It serves as breakfast, lunch and dinner. It can even be a light snack for those of us with a heartier appetite. You can have it just as it is; piping hot beans and toast slathered in butter and gooey from the bean juice. Or you can pimp them up with melted cheese, fried eggs, hot sauce, sausages…. 

The only problem with beans on toast is….the beans. Tinned baked beans are fine if you’re heading out camping in the arse end of nowhere, or you’re stock piling for the end of the world as we know it. But if you have the time and the facilities, I urge you to make your own. 

Traditional baked beans are a lengthy process. They are a 10 hour labour of love, not including soaking time for the dried pulses. It’s 100% worth doing if you want to spend a day lovingly babysitting a crock pot of delicious, sweet beans. Look up a recipe for Boston Baked Beans and go buy some molasses.

If you are a normal person with a full time job and an actual life outside of the kitchen, I suspect you won’t be doing this any time soon. So here is my recipe for quick beans:


  • 250g smoky bacon lardons
  • 1 onion, finely chopped
  • 2 celery sticks, finely chopped
  • 1/2 tsp mustard seeds
  • 1/2 tsp cumin seeds
  • 1/2 tsp smoked paprika
  • 2 cans of Haricot or Cannelini Beans
  • 1 500g carton of Passatta
  • 2 tbsp sugar

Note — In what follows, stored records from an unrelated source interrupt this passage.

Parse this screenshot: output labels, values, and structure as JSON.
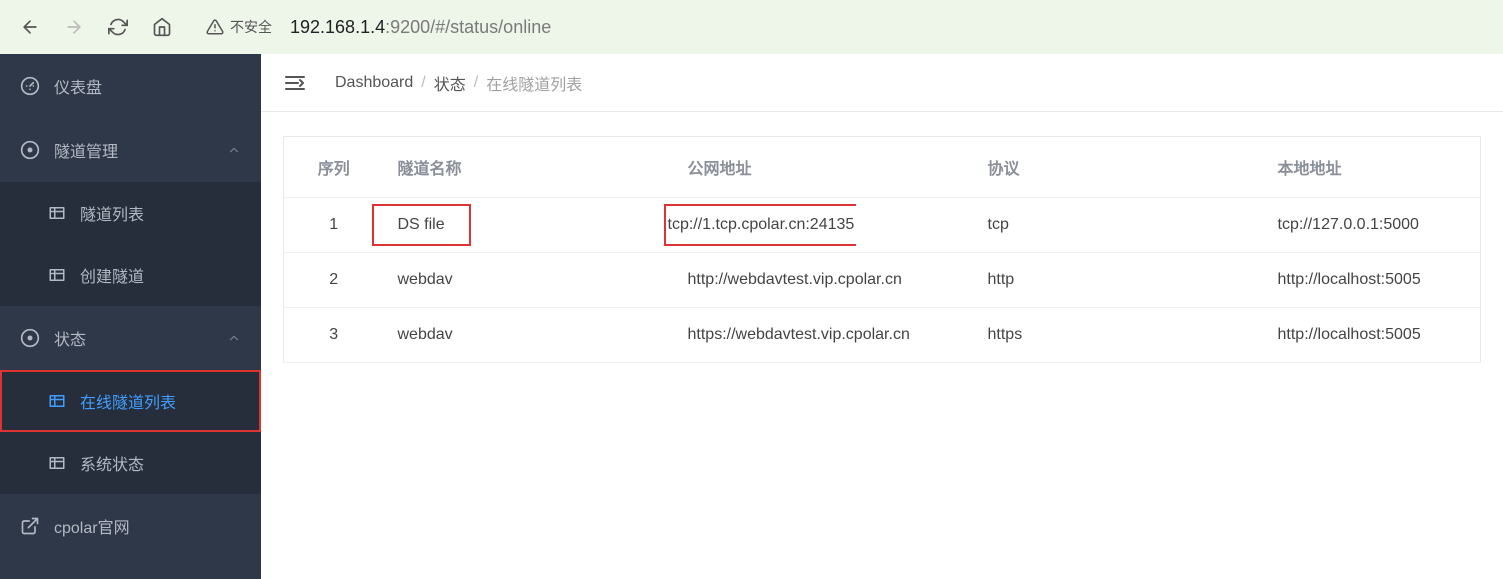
{
  "browser": {
    "security_label": "不安全",
    "url_host": "192.168.1.4",
    "url_port": ":9200",
    "url_path": "/#/status/online"
  },
  "sidebar": {
    "items": [
      {
        "label": "仪表盘",
        "icon": "dashboard-icon"
      },
      {
        "label": "隧道管理",
        "icon": "circle-dot-icon",
        "expandable": true
      },
      {
        "label": "隧道列表",
        "icon": "grid-icon",
        "sub": true
      },
      {
        "label": "创建隧道",
        "icon": "grid-icon",
        "sub": true
      },
      {
        "label": "状态",
        "icon": "circle-dot-icon",
        "expandable": true
      },
      {
        "label": "在线隧道列表",
        "icon": "grid-icon",
        "sub": true,
        "active": true,
        "highlighted": true
      },
      {
        "label": "系统状态",
        "icon": "grid-icon",
        "sub": true
      },
      {
        "label": "cpolar官网",
        "icon": "external-link-icon"
      }
    ]
  },
  "breadcrumb": {
    "items": [
      "Dashboard",
      "状态",
      "在线隧道列表"
    ]
  },
  "table": {
    "headers": {
      "seq": "序列",
      "name": "隧道名称",
      "public": "公网地址",
      "proto": "协议",
      "local": "本地地址"
    },
    "rows": [
      {
        "seq": "1",
        "name": "DS file",
        "public": "tcp://1.tcp.cpolar.cn:24135",
        "proto": "tcp",
        "local": "tcp://127.0.0.1:5000",
        "highlighted": true
      },
      {
        "seq": "2",
        "name": "webdav",
        "public": "http://webdavtest.vip.cpolar.cn",
        "proto": "http",
        "local": "http://localhost:5005"
      },
      {
        "seq": "3",
        "name": "webdav",
        "public": "https://webdavtest.vip.cpolar.cn",
        "proto": "https",
        "local": "http://localhost:5005"
      }
    ]
  }
}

  1. Dry roast the cumin and mustard seeds, grind finely and add to the paprika. Set aside.
  2. Heat a large, heavy saucepan. Add a drop of oil, then add the bacon. Fry until crisp.
  3. Add the celery and onion to the bacon. Cook on a medium heat, stirring gently until the onions are translucent.
  4. Put all the spices in the pan, stir well, then add the drained beans and the passatta.
  5. Re-fill the passatta carton with water, swirl it around and add to the pan.
  6. Throw in a pinch of salt and the sugar and mix the whole lot well.
  7. Bring the beans to a steady boil, reduce to a simmer and put the lid on.
  8. Leave the beans to simmer for 45 minutes to one hour. You will need to give them a gentle stir every now and then. Top up the water if it starts to look a little dry.
  9. The beans are done when the sauce has reduced and the beans are beginning to break down. Season to taste.
  10. Serve with freshly toasted sourdough and plenty of butter. 

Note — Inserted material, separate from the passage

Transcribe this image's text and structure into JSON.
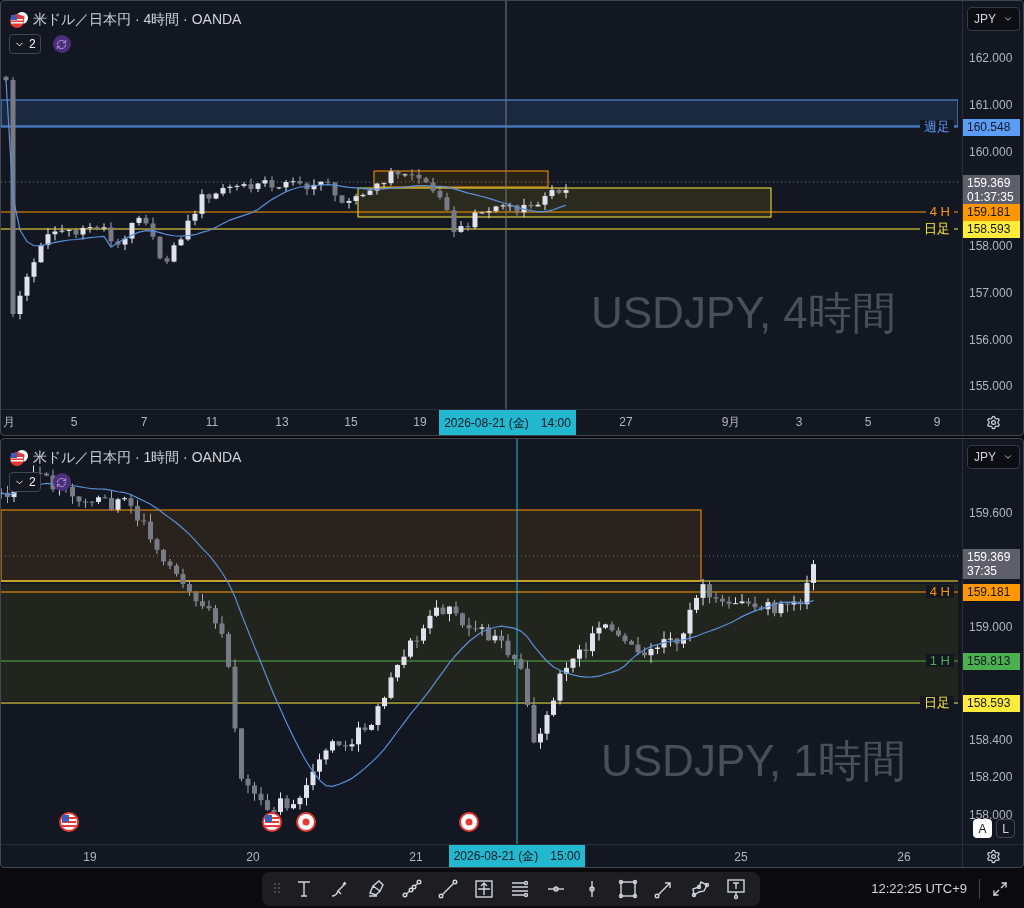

  • If you are making these beans to eat at a later date, cool as quickly as you can, place in an air tight container and store in the fridge for up to 3 days. Ensure they are piping hot when you reheat them.
  • If you are vegetarian or vegan, simply skip the bacon. These beans are packed full of protein as they are so it doesn’t really bring much to the party, I just really like bacon.
  • If you can get it, I recommend adding a dash of liquid smoke just before you serve this.

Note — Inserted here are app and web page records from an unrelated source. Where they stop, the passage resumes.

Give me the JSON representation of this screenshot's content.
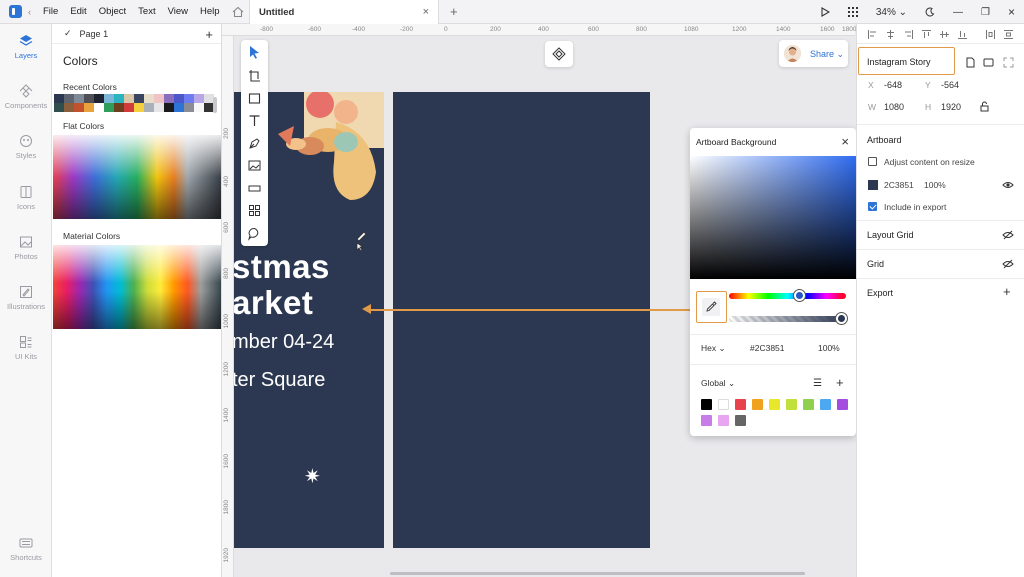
{
  "menu": [
    "File",
    "Edit",
    "Object",
    "Text",
    "View",
    "Help"
  ],
  "document": {
    "title": "Untitled"
  },
  "toolbar_right": {
    "zoom": "34%"
  },
  "rail": [
    {
      "label": "Layers",
      "icon": "layers-icon"
    },
    {
      "label": "Components",
      "icon": "components-icon"
    },
    {
      "label": "Styles",
      "icon": "styles-icon"
    },
    {
      "label": "Icons",
      "icon": "icons-icon"
    },
    {
      "label": "Photos",
      "icon": "photos-icon"
    },
    {
      "label": "Illustrations",
      "icon": "illustrations-icon"
    },
    {
      "label": "UI Kits",
      "icon": "ui-kits-icon"
    },
    {
      "label": "Shortcuts",
      "icon": "shortcuts-icon"
    }
  ],
  "colors_panel": {
    "page": "Page 1",
    "title": "Colors",
    "recent_label": "Recent Colors",
    "flat_label": "Flat Colors",
    "material_label": "Material Colors",
    "recent_colors": [
      "#2c3851",
      "#5e6470",
      "#7f8a98",
      "#4f4f57",
      "#1e2330",
      "#7bb6d8",
      "#2bb3c0",
      "#d9c7a7",
      "#3b4560",
      "#e8dccb",
      "#f0c4c4",
      "#8a6fbf",
      "#4e57c8",
      "#6d7cf0",
      "#b7a6e8",
      "#e0e0e3",
      "#2f4f4f",
      "#8b5e3c",
      "#c2522d",
      "#e8a33c",
      "#ffffff",
      "#2f9e5b",
      "#6c3f1e",
      "#d13b3b",
      "#f4d03f",
      "#aab0b8",
      "#e6e6e9",
      "#1a1a1a",
      "#2c74d6",
      "#8c8c94",
      "#f7f7f8",
      "#333333"
    ]
  },
  "rulers": {
    "top": [
      "-800",
      "-600",
      "-400",
      "-200",
      "0",
      "200",
      "400",
      "600",
      "800",
      "1080",
      "1200",
      "1400",
      "1600",
      "1800"
    ],
    "left": [
      "200",
      "400",
      "600",
      "800",
      "1000",
      "1200",
      "1400",
      "1600",
      "1800",
      "1920"
    ]
  },
  "canvas": {
    "title_line1": "stmas",
    "title_line2": "arket",
    "date_line": "mber 04-24",
    "place_line": "ter Square",
    "share_label": "Share"
  },
  "picker": {
    "title": "Artboard Background",
    "mode": "Hex",
    "hex": "#2C3851",
    "opacity": "100%",
    "palette_label": "Global",
    "swatches": [
      "#000000",
      "#ffffff",
      "#e8424d",
      "#f0a21e",
      "#e8e82a",
      "#c2e03c",
      "#8fd14f",
      "#4da8f2",
      "#a44ce0",
      "#c87ce8",
      "#e8a6f0",
      "#666666"
    ]
  },
  "inspector": {
    "artboard_name": "Instagram Story",
    "x_label": "X",
    "x": "-648",
    "y_label": "Y",
    "y": "-564",
    "w_label": "W",
    "w": "1080",
    "h_label": "H",
    "h": "1920",
    "artboard_heading": "Artboard",
    "adjust_label": "Adjust content on resize",
    "fill_hex": "2C3851",
    "fill_opacity": "100%",
    "fill_color": "#2c3851",
    "include_label": "Include in export",
    "layout_grid": "Layout Grid",
    "grid": "Grid",
    "export": "Export"
  }
}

Fussiness Factor: Lola really like the sweetness of these beans. The onion and celery break down into the sauce and become invisible. If your fussy kids like this, it’s a good thing to have in the fridge to add vegetables and vitamins to whatever beige food they have requested for dinner.